#### EXERCISE REQUIREMENTS:
Because only the count matters, report how many lines in the material hold the string "active" and nothing more.

══ ENTRIES PROVIDED

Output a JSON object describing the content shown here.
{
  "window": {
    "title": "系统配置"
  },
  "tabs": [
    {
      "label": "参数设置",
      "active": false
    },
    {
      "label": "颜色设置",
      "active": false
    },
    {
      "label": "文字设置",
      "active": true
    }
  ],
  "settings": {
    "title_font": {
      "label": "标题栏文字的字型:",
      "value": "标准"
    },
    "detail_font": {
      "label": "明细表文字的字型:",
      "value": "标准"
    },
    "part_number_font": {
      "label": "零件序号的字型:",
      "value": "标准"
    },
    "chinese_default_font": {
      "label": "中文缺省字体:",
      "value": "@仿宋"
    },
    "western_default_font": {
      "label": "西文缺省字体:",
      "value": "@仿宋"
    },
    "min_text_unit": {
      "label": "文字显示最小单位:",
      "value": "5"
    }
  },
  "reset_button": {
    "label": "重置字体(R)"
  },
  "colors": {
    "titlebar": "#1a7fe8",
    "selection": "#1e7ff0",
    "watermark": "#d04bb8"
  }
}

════
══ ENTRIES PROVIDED

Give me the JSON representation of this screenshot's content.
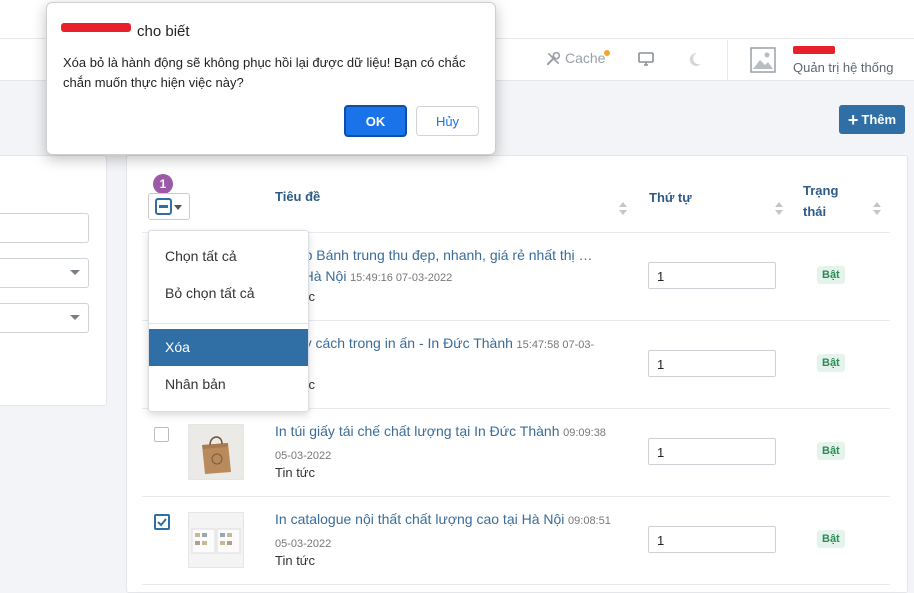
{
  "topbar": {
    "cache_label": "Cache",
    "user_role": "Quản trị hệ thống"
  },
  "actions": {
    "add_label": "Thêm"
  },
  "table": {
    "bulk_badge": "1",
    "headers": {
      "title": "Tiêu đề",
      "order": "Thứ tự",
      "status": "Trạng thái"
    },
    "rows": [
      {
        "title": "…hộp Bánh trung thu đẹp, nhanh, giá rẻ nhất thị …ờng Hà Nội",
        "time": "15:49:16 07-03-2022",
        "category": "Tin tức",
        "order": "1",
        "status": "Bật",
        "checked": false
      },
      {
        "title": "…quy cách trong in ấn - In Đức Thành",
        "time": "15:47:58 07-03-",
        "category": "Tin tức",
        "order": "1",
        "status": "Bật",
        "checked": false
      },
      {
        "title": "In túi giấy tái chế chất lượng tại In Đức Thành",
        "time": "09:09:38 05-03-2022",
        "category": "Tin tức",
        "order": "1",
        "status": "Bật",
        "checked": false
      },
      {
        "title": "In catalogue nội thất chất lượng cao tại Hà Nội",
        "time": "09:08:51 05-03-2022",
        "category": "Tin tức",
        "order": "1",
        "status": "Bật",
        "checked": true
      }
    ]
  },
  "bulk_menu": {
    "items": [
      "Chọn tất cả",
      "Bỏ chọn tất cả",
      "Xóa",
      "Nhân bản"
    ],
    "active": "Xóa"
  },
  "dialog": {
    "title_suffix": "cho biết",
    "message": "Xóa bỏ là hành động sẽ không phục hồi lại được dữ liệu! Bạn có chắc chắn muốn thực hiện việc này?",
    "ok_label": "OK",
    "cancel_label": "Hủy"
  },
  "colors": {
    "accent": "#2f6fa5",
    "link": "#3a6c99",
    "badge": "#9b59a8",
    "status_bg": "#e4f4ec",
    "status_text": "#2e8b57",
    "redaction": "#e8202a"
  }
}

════

#### EXPECTED ANSWER:
4